I read this book years ago and, like many people, wasn’t too impressed. It’s short for a Stephen King book and doesn’t really give you an idea yet of how big a story is starting with the black man fleeing across the desert and the gunslinger following…
published: New English Library 2003 (1982)
series: The Dark Tower #1
my rating: 6,5/10
first sentence: The man in black fled across the desert, and the gunslinger followed.
In the first book of this brilliant series, Stephen King introduces readers to one of his most enigmatic heroes, Roland of Gilead, The Last Gunslinger. He is a haunting figure, a loner on a spellbinding journey into good and evil. In his desolate world, which frighteningly mirrors our own, Roland pursues The Man in Black, encounters an alluring woman named Alice, and begins a friendship with the Kid from Earth called Jake. Both grippingly realistic and eerily dreamlike, The Gunslinger leaves readers eagerly awaiting the next chapter.
From the very first sentence, I could feel that this was the beginning of a big, epic story. Even without the knowledge of six (by now seven) books to follow, you sense it between the lines, in the way Roland behaves and from the memories he shares. The desert is a rather empty place and the only thing we know about Roland in the beginning is that he needs to catch this man in black.
As plot goes, I didn’t like this book too much. Stephen King delivers his usual very short chapters – sometimes even just one line – which keeps you going more easily, but the lack of things happenening made this a surprisingly hard read to me. I think now that I’ve read a few more volumes in the series, I’d love to go back and revisit the beginning. But being thrown into that universe, not really knowing what is going on, where we are, who the hell Roland is anyway and why he’s so obsessed with the Tower, made it hard for me to be engaged in the story.
That said, Stephen King’s style (and I sound like a broken record here) leaves nothing to be desired. He finds the right balance between descriptions and the characters’ inner conflict, of dialogue and action. Not everybody likes short chapters, I find they keep me reading faster and longer.

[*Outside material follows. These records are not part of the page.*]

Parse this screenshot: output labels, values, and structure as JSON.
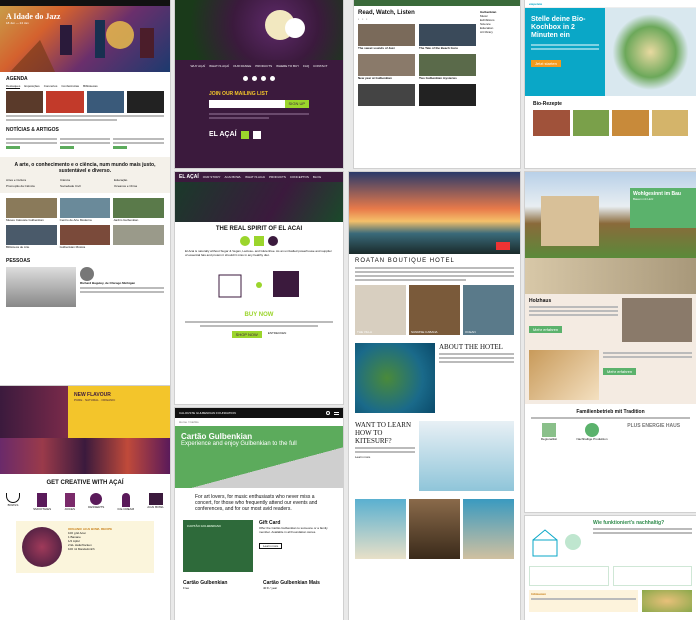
{
  "colors": {
    "gulbenkian_green": "#5cab5c",
    "acai_purple": "#3b1a3d",
    "acai_yellow": "#f3c52b",
    "acai_lime": "#9bd52c",
    "bio_teal": "#0aa7c7",
    "kitchen_blue": "#1e3f66",
    "hotel_dark": "#121212",
    "house_green": "#5bb26c"
  },
  "s1": {
    "hero_title": "A Idade do Jazz",
    "hero_sub": "18 Jun — 24 Jan",
    "tabs": [
      "Destaques",
      "Exposições",
      "Concertos",
      "Conferências",
      "Bibliotecas"
    ],
    "section_agenda": "AGENDA",
    "section_news": "NOTÍCIAS & ARTIGOS",
    "intro": "A arte, o conhecimento e o ciência, num mundo mais justo, sustentável e diverso.",
    "links": [
      "Artes e Cultura",
      "Ciência",
      "Educação",
      "Promoção da Ciência",
      "Sociedade Civil",
      "Oceanos e Clima"
    ],
    "gallery_labels": [
      "Museu Calouste Gulbenkian",
      "Centro de Arte Moderna",
      "Jardim Gulbenkian",
      "Biblioteca de Arte",
      "Gulbenkian Música"
    ],
    "bottom_title": "PESSOAS",
    "person_title": "Richard Baguley, de Chicago Michigan"
  },
  "s2": {
    "nav": [
      "WHY AÇAÍ",
      "WHAT IS AÇAÍ",
      "OUR RANGE",
      "PRODUCTS",
      "WHERE TO BUY",
      "FAQ",
      "CONTACT"
    ],
    "mailing": "JOIN OUR MAILING LIST",
    "signup": "SIGN UP",
    "logo": "EL AÇAÍ"
  },
  "s3": {
    "title": "Read, Watch, Listen",
    "sidebar": [
      "Gulbenkian",
      "Music",
      "Exhibitions",
      "Science",
      "Education",
      "Art library"
    ],
    "cards": [
      "The sweet sounds of Jazz",
      "The Tale of the Beach Guru",
      "New year at Gulbenkian",
      "Two Gulbenkian mysteries"
    ]
  },
  "s4": {
    "headline": "Stelle deine Bio-Kochbox in 2 Minuten ein",
    "cta": "Jetzt starten",
    "section": "Bio-Rezepte",
    "brand": "etepetete"
  },
  "s5": {
    "logo": "EL AÇAÍ",
    "nav": [
      "OUR STORY",
      "ACAI BOWL",
      "WHAT IS ACAI",
      "PRODUCTS",
      "CONCEPTOS",
      "BLOG"
    ],
    "headline": "THE REAL SPIRIT OF EL ACAI",
    "body": "El Acai is naturally without Sugar & Vegan, Lactose- and Glutenfree. As an unrivalled powerhouse and supplier of essential fats and protein it shouldn't miss in any healthy diet.",
    "buy": "BUY NOW",
    "buy_btn": "SHOP NOW",
    "learn": "ENTDECKEN"
  },
  "s6": {
    "hotel_title": "ROATAN BOUTIQUE HOTEL",
    "room_labels": [
      "THE VILLA",
      "SUNRISE CABANA",
      "OCEAN"
    ],
    "about": "ABOUT THE HOTEL",
    "kite_title": "WANT TO LEARN HOW TO KITESURF?",
    "learn": "Learn more"
  },
  "s7": {
    "headline": "Wohlgesinnt im Bau",
    "sub": "Bauen mit Holz",
    "cta": "Mehr erfahren",
    "section1": "Holzhaus",
    "section2": "Familienbetrieb mit Tradition",
    "features": [
      "Regionalität",
      "Nachhaltige Produktion",
      "PLUS ENERGIE HAUS"
    ],
    "plus": "PLUS ENERGIE HAUS"
  },
  "s8": {
    "banner1": "NEW FLAVOUR",
    "banner2": "PURE · NATURAL · ORGANIC",
    "title": "GET CREATIVE WITH AÇAÍ",
    "icons": [
      "BOWLS",
      "SMOOTHIES",
      "JUICES",
      "DESSERTS",
      "ICE CREAM",
      "ACAI BOWL"
    ],
    "recipe": "ORGANIC ACAI BOWL RECIPE",
    "ingredients": [
      "100 g El Acai",
      "1 Banane",
      "1/2 Apfel",
      "2 EL Haferflocken",
      "100 ml Mandelmilch"
    ]
  },
  "s9": {
    "brand": "CALOUSTE GULBENKIAN FOUNDATION",
    "crumb": "Home  /  Cartão",
    "title": "Cartão Gulbenkian",
    "subtitle": "Experience and enjoy Gulbenkian to the full",
    "intro": "For art lovers, for music enthusiasts who never miss a concert, for those who frequently attend our events and conferences, and for our most avid readers.",
    "gift_title": "Gift Card",
    "gift_body": "Offer the Cartão Gulbenkian to someone or a family member. Available in all Foundation stores.",
    "gift_btn": "Learn more",
    "card_label": "Cartão Gulbenkian",
    "card_sub": "Free",
    "card2_label": "Cartão Gulbenkian Mais",
    "card2_price": "40 € / year",
    "card_text": "CARTÃO GULBENKIAN"
  },
  "s10": {
    "headline": "Wie funktioniert's nachhaltig?",
    "section": "Infokasten"
  }
}
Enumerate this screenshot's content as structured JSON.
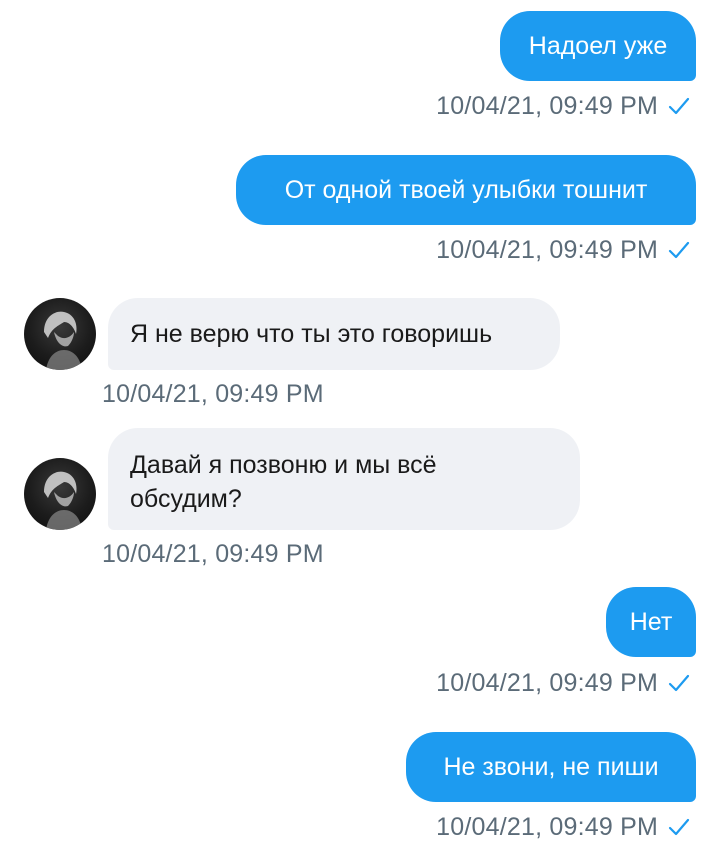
{
  "messages": [
    {
      "direction": "outgoing",
      "text": "Надоел уже",
      "time": "10/04/21, 09:49 PM",
      "status": "sent"
    },
    {
      "direction": "outgoing",
      "text": "От одной твоей улыбки тошнит",
      "time": "10/04/21, 09:49 PM",
      "status": "sent"
    },
    {
      "direction": "incoming",
      "text": "Я не верю что ты это говоришь",
      "time": "10/04/21, 09:49 PM"
    },
    {
      "direction": "incoming",
      "text": "Давай я позвоню и мы всё обсудим?",
      "time": "10/04/21, 09:49 PM"
    },
    {
      "direction": "outgoing",
      "text": "Нет",
      "time": "10/04/21, 09:49 PM",
      "status": "sent"
    },
    {
      "direction": "outgoing",
      "text": "Не звони, не пиши",
      "time": "10/04/21, 09:49 PM",
      "status": "sent"
    }
  ],
  "icons": {
    "check": "check-icon",
    "avatar": "contact-avatar"
  },
  "colors": {
    "outgoing_bubble": "#1d9bf0",
    "incoming_bubble": "#eff1f5",
    "timestamp": "#5b6b78",
    "check": "#1d9bf0"
  }
}
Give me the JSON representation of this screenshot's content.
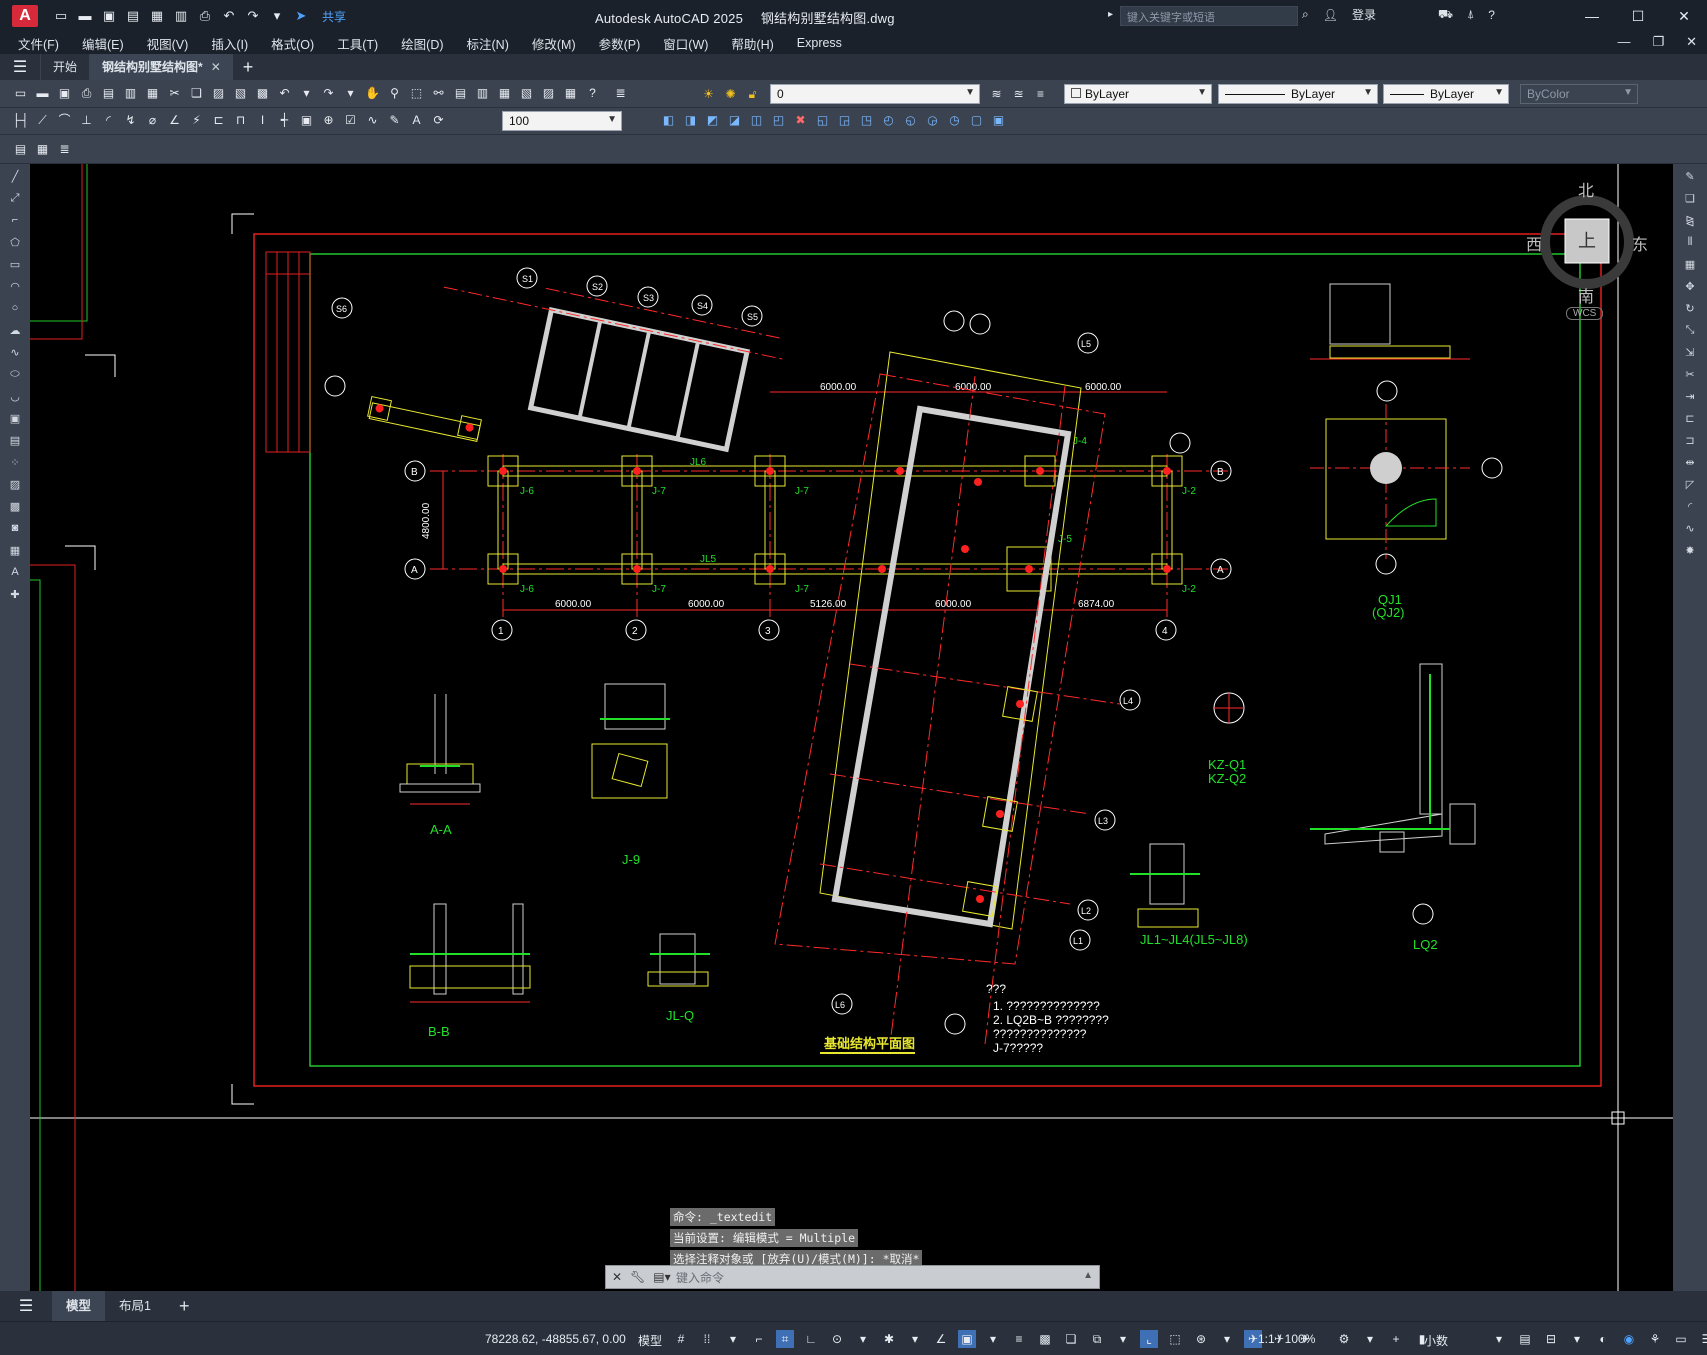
{
  "app": {
    "logo": "A",
    "window_title": "Autodesk AutoCAD 2025",
    "document_name": "钢结构别墅结构图.dwg",
    "share_label": "共享",
    "search_placeholder": "键入关键字或短语",
    "login_label": "登录"
  },
  "menu": {
    "items": [
      "文件(F)",
      "编辑(E)",
      "视图(V)",
      "插入(I)",
      "格式(O)",
      "工具(T)",
      "绘图(D)",
      "标注(N)",
      "修改(M)",
      "参数(P)",
      "窗口(W)",
      "帮助(H)",
      "Express"
    ]
  },
  "tabs": {
    "start": "开始",
    "drawing": "钢结构别墅结构图*"
  },
  "toolbar": {
    "layer_value": "0",
    "color_value": "ByLayer",
    "linetype_value": "ByLayer",
    "lineweight_value": "ByLayer",
    "plotstyle_value": "ByColor",
    "dim_scale": "100"
  },
  "viewcube": {
    "north": "北",
    "south": "南",
    "east": "东",
    "west": "西",
    "top": "上",
    "wcs": "WCS"
  },
  "drawing": {
    "title": "基础结构平面图",
    "grid_letters": [
      "A",
      "B"
    ],
    "grid_numbers": [
      "1",
      "2",
      "3",
      "4"
    ],
    "dims_bottom": [
      "6000.00",
      "6000.00",
      "5126.00",
      "6000.00",
      "6874.00"
    ],
    "dims_top": [
      "6000.00",
      "6000.00",
      "6000.00"
    ],
    "vertical_dim": "4800.00",
    "section_labels": [
      "A-A",
      "J-9",
      "B-B",
      "JL-Q",
      "JL1~JL4(JL5~JL8)",
      "KZ-Q1",
      "KZ-Q2",
      "QJ1",
      "(QJ2)",
      "LQ2"
    ],
    "axis_s": [
      "S1",
      "S2",
      "S3",
      "S4",
      "S5",
      "S6"
    ],
    "axis_l": [
      "L1",
      "L2",
      "L3",
      "L4",
      "L5",
      "L6"
    ],
    "notes": [
      "???",
      "1. ??????????????",
      "2. LQ2B~B  ????????",
      "   ??????????????",
      "   J-7?????"
    ]
  },
  "command": {
    "history": [
      "命令: _textedit",
      "当前设置: 编辑模式 = Multiple",
      "选择注释对象或 [放弃(U)/模式(M)]: *取消*"
    ],
    "placeholder": "键入命令"
  },
  "layout_tabs": {
    "model": "模型",
    "layout1": "布局1"
  },
  "status": {
    "coordinates": "78228.62, -48855.67, 0.00",
    "mode": "模型",
    "annotation_scale": "1:1 / 100%",
    "units": "小数"
  },
  "colors": {
    "accent": "#4ea3ff",
    "canvas": "#000000",
    "border_red": "#e02020",
    "frame_green": "#22c42a",
    "structure_yellow": "#e8e830",
    "dim_red": "#ff2a2a",
    "cyan_dim": "#2fd6d6"
  }
}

If you know that the chapter will end very soon, you’re more likely to push through those few pages, only to find that something really awesome happened – which sends you right into the next chapter.
As I’ve mentioned, we don’t learn a lot about the Tower or Roland’s past yet but there is one flashback that was the best part of the entire book to me. Suddenly I was gripped and cared about Roland and couldn’t put the book down. That passage was wonderful but ended too quickly. My boyfriend just read this book a couple of months ago and is now well into the series. Book one is still his favorite – I guess that shows it’s really a matter of taste, not of the author’s talent. Which, in my humble opionion, is indisputable.
So I guess it’s the start of The Dark Tower series and you have to get through this one to get to the really good bits. I will probably re-read this novel after I’m done with the series because I suspect that Stephen King already knew very well where the story was going and put a lot of deeper meaning into his first volume than we think. This toying with readers’ expectations is a great thing, in my opinion, but it usually works better when you do it with a chapter, not an entire book.
THE GOOD: Fantastic writing, the epic beginning of a larger plot, worth it just for the flashback.
THE BAD: Really slow at times and hinting at many things the readers can’t understand yet. Gets frustrating.
THE VERDICT: Worth it! Read this book and be amazed at the worlds between volumes one and two. If you don’t get sucked into the story, don’t give up until you’ve met Eddie.
RATING: 6,5/10 A good book, leaning on very good
- The Gunslinger
- The Drawing of the Three
- The Waste Lands
- Wizard and Glass
- Wolves of the Calla
- Song of Susannah
- The Dark Tower
- The Wind Through the Keyhole